  • Allergy Overview

    Allergies are problems of the immune system. Most allergic reactions happen when the immune system reacts to a “false alarm.” Normally, the human body defends itself against harmful things, such as viruses or bacteria. But sometimes the defenses violently attack mostly mild things, such as dust, mold, or pollen.

  • Asthma

    Asthma is a long-term disease of the airways of the lung. The airways become sensitive to triggers (allergens and irritants).

  • Atopic Dermatitis

    Atopic dermatitis, also called eczema, is a chronic skin disorder. It commonly affects infants and may last until adulthood. It causes itchy, scaly patches on the skin.

  • Your Child's Asthma

    How asthma will affect a child throughout his/her lifetime varies, depending on the child.

  • IgG Deficiencies

    An IgG deficiency is a health problem in which your body doesn’t make enough Immunoglobulin G (IgG). People with IgG deficiency are more likely to get infections.

  • Pemphigus Vulgaris

    Pemphigus is a rare group of autoimmune diseases. It causes blisters on the skin and mucous membranes throughout the body. It can affect the mouth, nose, throat, eyes, and genitals.

  • Immunotherapy: What is it?

    Scientists have found a way to use the body's immune system to help treat or defend against a number of health problems. This treatment is known as immunotherapy.

  • Immunoglobulin A Deficiency

    Immunoglobulin A (IgA) is a blood protein that’s part of your immune system. Your body makes IgA to help fight off sickness. Having an IgA deficiency means that you have low levels or no immunoglobulin A in your bloodstream. 

  • Your Asthma Health Care Team

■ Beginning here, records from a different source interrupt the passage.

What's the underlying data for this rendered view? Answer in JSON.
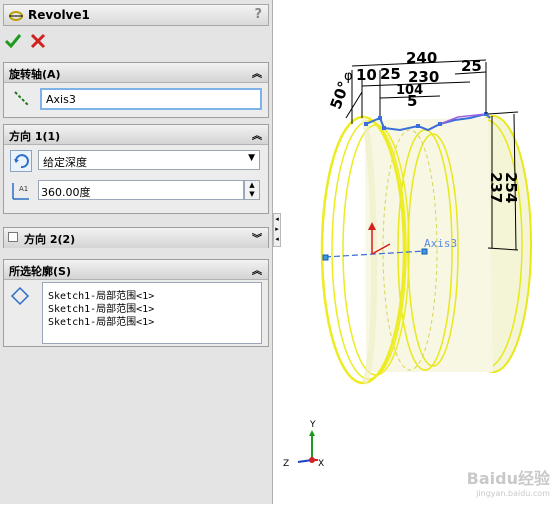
{
  "feature": {
    "title": "Revolve1",
    "help_label": "?"
  },
  "groups": {
    "axis": {
      "title": "旋转轴(A)",
      "value": "Axis3"
    },
    "direction1": {
      "title": "方向 1(1)",
      "end_condition": "给定深度",
      "angle": "360.00度"
    },
    "direction2": {
      "title": "方向 2(2)"
    },
    "profiles": {
      "title": "所选轮廓(S)",
      "items": [
        "Sketch1-局部范围<1>",
        "Sketch1-局部范围<1>",
        "Sketch1-局部范围<1>"
      ]
    }
  },
  "dimensions": {
    "d240": "240",
    "d25a": "25",
    "d25b": "25",
    "d230": "230",
    "d104": "104",
    "d10": "10",
    "d5": "5",
    "d50": "50°",
    "d254": "254",
    "d237": "237",
    "dphi": "φ"
  },
  "viewport": {
    "axis_label": "Axis3",
    "triad": {
      "x": "X",
      "y": "Y",
      "z": "Z"
    },
    "watermark": "Baidu经验",
    "watermark_sub": "jingyan.baidu.com"
  },
  "colors": {
    "model_edge": "#f2f226",
    "model_fill": "#f6f6dc",
    "dimension": "#000000",
    "sketch": "#3a6ed8"
  }
}
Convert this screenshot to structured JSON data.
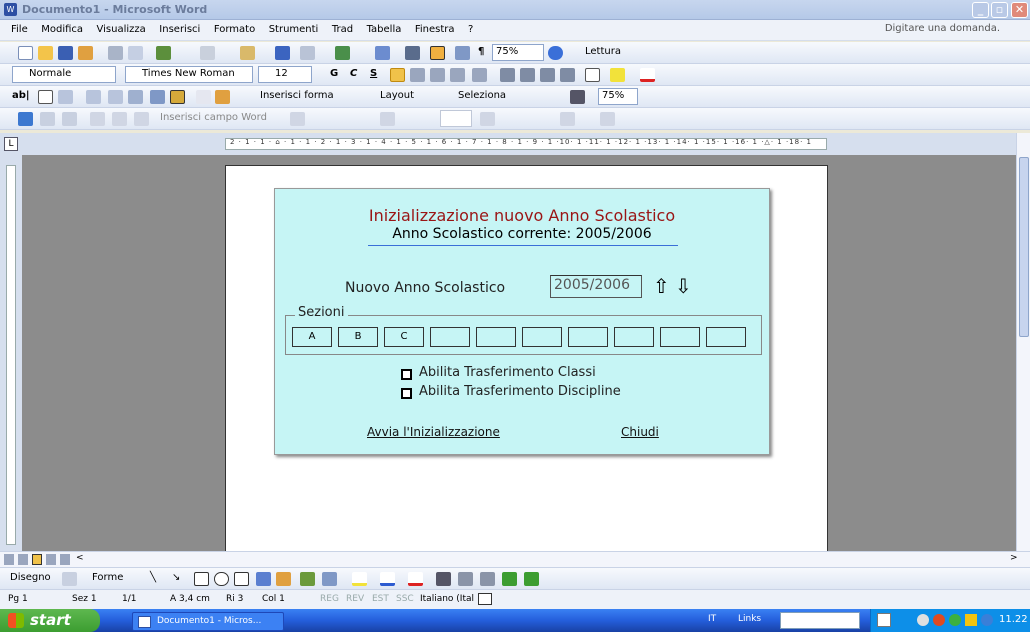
{
  "window": {
    "title": "Documento1 - Microsoft Word"
  },
  "menu": {
    "items": [
      "File",
      "Modifica",
      "Visualizza",
      "Inserisci",
      "Formato",
      "Strumenti",
      "Trad",
      "Tabella",
      "Finestra",
      "?"
    ],
    "help_placeholder": "Digitare una domanda."
  },
  "toolbar_std": {
    "zoom": "75%",
    "reading": "Lettura"
  },
  "toolbar_fmt": {
    "style": "Normale",
    "font": "Times New Roman",
    "size": "12",
    "bold": "G",
    "italic": "C",
    "underline": "S"
  },
  "toolbar_ctl": {
    "insert_form": "Inserisci forma",
    "layout": "Layout",
    "select": "Seleziona",
    "zoom": "75%"
  },
  "toolbar_mail": {
    "insert_field": "Inserisci campo Word"
  },
  "ruler": {
    "numbers": "2 · 1 · 1 · ⌂ · 1 · 1 · 2 · 1 · 3 · 1 · 4 · 1 · 5 · 1 · 6 · 1 · 7 · 1 · 8 · 1 · 9 · 1 ·10· 1 ·11· 1 ·12· 1 ·13· 1 ·14· 1 ·15· 1 ·16· 1 ·△· 1 ·18· 1"
  },
  "form": {
    "title": "Inizializzazione nuovo Anno Scolastico",
    "subtitle": "Anno Scolastico corrente: 2005/2006",
    "new_year_label": "Nuovo Anno Scolastico",
    "new_year_value": "2005/2006",
    "sections_label": "Sezioni",
    "sections": [
      "A",
      "B",
      "C",
      "",
      "",
      "",
      "",
      "",
      "",
      ""
    ],
    "chk_classi": "Abilita Trasferimento Classi",
    "chk_discipline": "Abilita Trasferimento Discipline",
    "start_link": "Avvia l'Inizializzazione",
    "close_link": "Chiudi"
  },
  "drawbar": {
    "draw": "Disegno",
    "shapes": "Forme"
  },
  "status": {
    "page": "Pg 1",
    "section": "Sez 1",
    "pages": "1/1",
    "at": "A 3,4 cm",
    "line": "Ri 3",
    "col": "Col 1",
    "rec": "REG",
    "rev": "REV",
    "ext": "EST",
    "ovr": "SSC",
    "lang": "Italiano (Ital"
  },
  "taskbar": {
    "start": "start",
    "task": "Documento1 - Micros...",
    "lang": "IT",
    "links": "Links",
    "clock": "11.22"
  }
}
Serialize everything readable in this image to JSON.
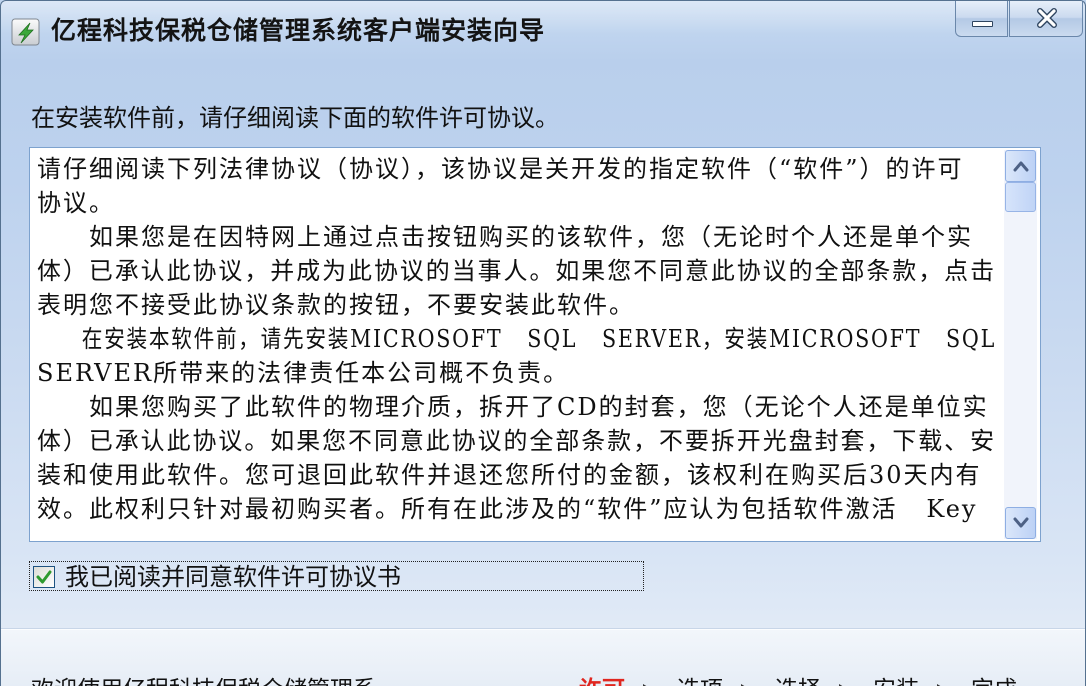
{
  "window": {
    "title": "亿程科技保税仓储管理系统客户端安装向导",
    "app_icon": "installer-bolt-icon",
    "minimize_icon": "minimize-icon",
    "close_icon": "close-icon"
  },
  "intro": {
    "label": "在安装软件前，请仔细阅读下面的软件许可协议。"
  },
  "license": {
    "lines": [
      "请仔细阅读下列法律协议（协议），该协议是关开发的指定软件（“软件”）的许可",
      "协议。",
      "　　如果您是在因特网上通过点击按钮购买的该软件，您（无论时个人还是单个实",
      "体）已承认此协议，并成为此协议的当事人。如果您不同意此协议的全部条款，点击",
      "表明您不接受此协议条款的按钮，不要安装此软件。",
      "　　在安装本软件前，请先安装MICROSOFT   SQL   SERVER，安装MICROSOFT   SQL",
      "SERVER所带来的法律责任本公司概不负责。",
      "　　如果您购买了此软件的物理介质，拆开了CD的封套，您（无论个人还是单位实",
      "体）已承认此协议。如果您不同意此协议的全部条款，不要拆开光盘封套，下载、安",
      "装和使用此软件。您可退回此软件并退还您所付的金额，该权利在购买后30天内有",
      "效。此权利只针对最初购买者。所有在此涉及的“软件”应认为包括软件激活   Key"
    ],
    "scroll_fraction": 0,
    "scroll_up_icon": "chevron-up-icon",
    "scroll_down_icon": "chevron-down-icon"
  },
  "agree": {
    "label": "我已阅读并同意软件许可协议书",
    "checked": true,
    "check_icon": "checkmark-icon"
  },
  "footer": {
    "welcome": "欢迎使用亿程科技保税仓储管理系",
    "steps": [
      {
        "label": "许可",
        "active": true
      },
      {
        "label": "选项",
        "active": false
      },
      {
        "label": "选择",
        "active": false
      },
      {
        "label": "安装",
        "active": false
      },
      {
        "label": "完成",
        "active": false
      }
    ]
  },
  "colors": {
    "accent_border": "#7da2ce",
    "check_mark": "#2f9a2f",
    "active_step": "#e0261f"
  }
}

    When you have asthma, you’ll have a team to help you manage your condition. Together, you’ll create your asthma action plan. You may see several health care providers every year who help keep you healthy.

  • Wegener’s Granulomatosis

    Wegener’s granulomatosis is a condition of the immune system. It causes swelling and irritation in blood vessels and other tissues.

  • Sjögren Syndrome

    Sjögren syndrome is an autoimmune disorder. This means that the body’s own immune system attacks its own cells and tissues by mistake. In this case, it attacks the glands that produce moisture. It commonly causes dry skin, dry eyes, and dry mouth.

  • Monoclonal Gammopathies

    Monoclonal gammopathies are conditions in which abnormal proteins are found in the blood.

  • Gaucher Disease

    Gaucher disease is a rare genetic disorder passed down from parents to children (inherited). When you have Gaucher disease, you are missing an enzyme that breaks down fatty substances called lipids. Lipids start to build up in certain organs such as your spleen and liver.

  • Wilson Disease

    Wilson disease is a rare genetic disorder that is passed from parents to children (inherited). It prevents your body from getting rid of extra copper in your system.

  • Glycogen Storage Disease in Children

    Glycogen storage disease (GSD) is a rare condition that changes the way the body uses and stores glycogen, a form of sugar or glucose.